▸ **Exercise aim**
Every line in the data below that holds "description" should be found and copied.

[Extracted records]

──────────

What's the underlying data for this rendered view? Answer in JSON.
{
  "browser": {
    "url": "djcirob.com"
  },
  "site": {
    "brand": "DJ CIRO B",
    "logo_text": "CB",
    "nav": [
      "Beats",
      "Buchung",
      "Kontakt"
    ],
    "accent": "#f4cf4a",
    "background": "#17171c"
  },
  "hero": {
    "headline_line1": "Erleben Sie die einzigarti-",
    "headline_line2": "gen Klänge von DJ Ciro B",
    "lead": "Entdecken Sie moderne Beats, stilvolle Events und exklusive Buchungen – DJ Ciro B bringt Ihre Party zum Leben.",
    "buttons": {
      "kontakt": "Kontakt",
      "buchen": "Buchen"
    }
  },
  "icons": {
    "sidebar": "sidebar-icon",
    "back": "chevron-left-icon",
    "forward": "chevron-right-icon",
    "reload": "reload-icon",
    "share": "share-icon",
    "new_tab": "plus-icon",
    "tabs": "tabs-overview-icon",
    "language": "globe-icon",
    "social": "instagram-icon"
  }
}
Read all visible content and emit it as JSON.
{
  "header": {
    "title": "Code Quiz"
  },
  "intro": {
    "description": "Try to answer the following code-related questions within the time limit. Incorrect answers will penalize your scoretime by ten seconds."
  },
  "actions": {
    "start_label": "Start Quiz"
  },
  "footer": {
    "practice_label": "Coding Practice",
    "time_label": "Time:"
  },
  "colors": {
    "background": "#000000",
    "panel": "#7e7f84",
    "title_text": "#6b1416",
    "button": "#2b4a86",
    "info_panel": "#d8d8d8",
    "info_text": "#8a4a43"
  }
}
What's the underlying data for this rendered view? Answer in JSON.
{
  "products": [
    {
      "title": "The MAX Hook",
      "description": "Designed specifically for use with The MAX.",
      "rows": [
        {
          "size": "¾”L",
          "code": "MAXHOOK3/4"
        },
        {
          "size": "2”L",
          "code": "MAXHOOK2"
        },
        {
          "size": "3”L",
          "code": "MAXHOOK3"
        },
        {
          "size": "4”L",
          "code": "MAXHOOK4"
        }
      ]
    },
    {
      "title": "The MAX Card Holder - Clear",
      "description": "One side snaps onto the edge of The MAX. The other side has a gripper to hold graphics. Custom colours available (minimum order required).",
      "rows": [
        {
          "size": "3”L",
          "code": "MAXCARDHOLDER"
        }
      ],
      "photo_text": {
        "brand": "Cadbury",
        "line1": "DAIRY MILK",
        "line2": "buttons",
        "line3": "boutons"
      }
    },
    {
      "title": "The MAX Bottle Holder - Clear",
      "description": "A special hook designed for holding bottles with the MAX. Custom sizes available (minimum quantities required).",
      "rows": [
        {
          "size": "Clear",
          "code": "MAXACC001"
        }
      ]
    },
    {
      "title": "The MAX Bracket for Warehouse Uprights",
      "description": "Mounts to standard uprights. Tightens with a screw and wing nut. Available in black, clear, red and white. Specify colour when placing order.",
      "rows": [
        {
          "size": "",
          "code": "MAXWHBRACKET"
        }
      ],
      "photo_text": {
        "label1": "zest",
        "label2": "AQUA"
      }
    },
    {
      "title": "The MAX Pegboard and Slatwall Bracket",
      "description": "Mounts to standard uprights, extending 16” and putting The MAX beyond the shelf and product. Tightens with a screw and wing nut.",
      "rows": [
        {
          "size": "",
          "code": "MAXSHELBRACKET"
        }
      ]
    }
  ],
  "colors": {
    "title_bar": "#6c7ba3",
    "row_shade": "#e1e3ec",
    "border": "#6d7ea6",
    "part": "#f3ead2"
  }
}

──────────

▸ **Answer to this problem**
    "description": "Try to answer the following code-related questions within the time limit. Incorrect answers will penalize your scoretime by ten seconds."
      "description": "Designed specifically for use with The MAX.",
      "description": "One side snaps onto the edge of The MAX. The other side has a gripper to hold graphics. Custom colours available (minimum order required).",
      "description": "A special hook designed for holding bottles with the MAX. Custom sizes available (minimum quantities required).",
      "description": "Mounts to standard uprights. Tightens with a screw and wing nut. Available in black, clear, red and white. Specify colour when placing order.",
      "description": "Mounts to standard uprights, extending 16” and putting The MAX beyond the shelf and product. Tightens with a screw and wing nut.",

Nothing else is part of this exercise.